The space names taken from the Ethereum Name Service’s (ENS) sell off have been returned.
As CoinDesk announced at the time, the ENS offering procedure overseen by computerized collectibles commercial center OpenSea was abused, enabling a programmer to seize 17 area names for lower offers than different clients put. ENS and OpenSea requested that the programmer return the area names, promising remuneration for finding the bug.
- The World’s Fastest Crypto Wallet, Go9Tro, is Coming Soon!
- Worlds Fastest Crypto Wallet for Your Assets, Go9Tro wallet
- A Brief Introduction of Lasercoin (LZR) for Investors
- Pool by Cake – The most transparent way to put your crypto to work.
- AMEPAY announces Private Sale and Airdrop of AME tokens
A choice to Web 2.0’s unified space name servers (DNS) framework, ENS is based over the ethereum blockchain to use its permanence and decentralized properties. As it occurs, unchanging nature isn’t constantly something worth being thankful for.
When the programmer guaranteed the ENS area names – which included apple.eth – ENS and OpenSea’s just plan of action was to boycott the areas and request the programmer to return them.
The programmer was clearly influenced by an alluring offer: 25 percent of the last offering cost for every one of the returned spaces once they are re-sold. Some area names are recorded for astonishingly high offers, for example, the proprietor of coffeshop.eth requesting 100 wrapped ether, worth about $17,000 at press time.
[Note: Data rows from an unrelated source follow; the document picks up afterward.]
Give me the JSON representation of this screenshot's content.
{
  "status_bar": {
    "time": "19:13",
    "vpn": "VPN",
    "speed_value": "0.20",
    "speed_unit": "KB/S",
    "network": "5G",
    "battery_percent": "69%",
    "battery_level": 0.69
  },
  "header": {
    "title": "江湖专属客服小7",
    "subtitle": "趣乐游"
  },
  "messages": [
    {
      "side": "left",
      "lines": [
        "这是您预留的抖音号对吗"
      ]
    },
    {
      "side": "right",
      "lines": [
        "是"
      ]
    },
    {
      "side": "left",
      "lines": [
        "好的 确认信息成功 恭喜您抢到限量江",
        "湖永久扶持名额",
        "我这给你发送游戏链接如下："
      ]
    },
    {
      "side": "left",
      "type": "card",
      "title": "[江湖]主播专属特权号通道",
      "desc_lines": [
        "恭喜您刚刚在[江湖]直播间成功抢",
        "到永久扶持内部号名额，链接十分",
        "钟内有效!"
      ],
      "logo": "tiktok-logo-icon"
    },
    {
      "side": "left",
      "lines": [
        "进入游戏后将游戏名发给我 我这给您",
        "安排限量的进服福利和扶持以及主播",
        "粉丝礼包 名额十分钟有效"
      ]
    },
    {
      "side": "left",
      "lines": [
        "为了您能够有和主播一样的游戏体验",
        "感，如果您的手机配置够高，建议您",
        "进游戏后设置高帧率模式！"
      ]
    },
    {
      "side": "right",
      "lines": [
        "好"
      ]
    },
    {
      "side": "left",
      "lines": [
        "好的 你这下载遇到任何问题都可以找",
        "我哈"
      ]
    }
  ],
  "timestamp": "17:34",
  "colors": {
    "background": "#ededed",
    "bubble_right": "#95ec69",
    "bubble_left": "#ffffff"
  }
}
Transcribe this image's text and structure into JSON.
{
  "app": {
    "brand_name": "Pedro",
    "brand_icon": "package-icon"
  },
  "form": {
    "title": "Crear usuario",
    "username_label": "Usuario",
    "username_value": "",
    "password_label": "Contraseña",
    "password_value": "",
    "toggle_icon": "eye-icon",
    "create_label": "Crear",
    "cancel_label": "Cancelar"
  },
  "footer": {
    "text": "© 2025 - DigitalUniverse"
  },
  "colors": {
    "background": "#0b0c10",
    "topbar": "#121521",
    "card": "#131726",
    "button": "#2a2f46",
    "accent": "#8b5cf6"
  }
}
With 17 spaces taken, the programmer could be available for an OK payday relying upon the closeout costs.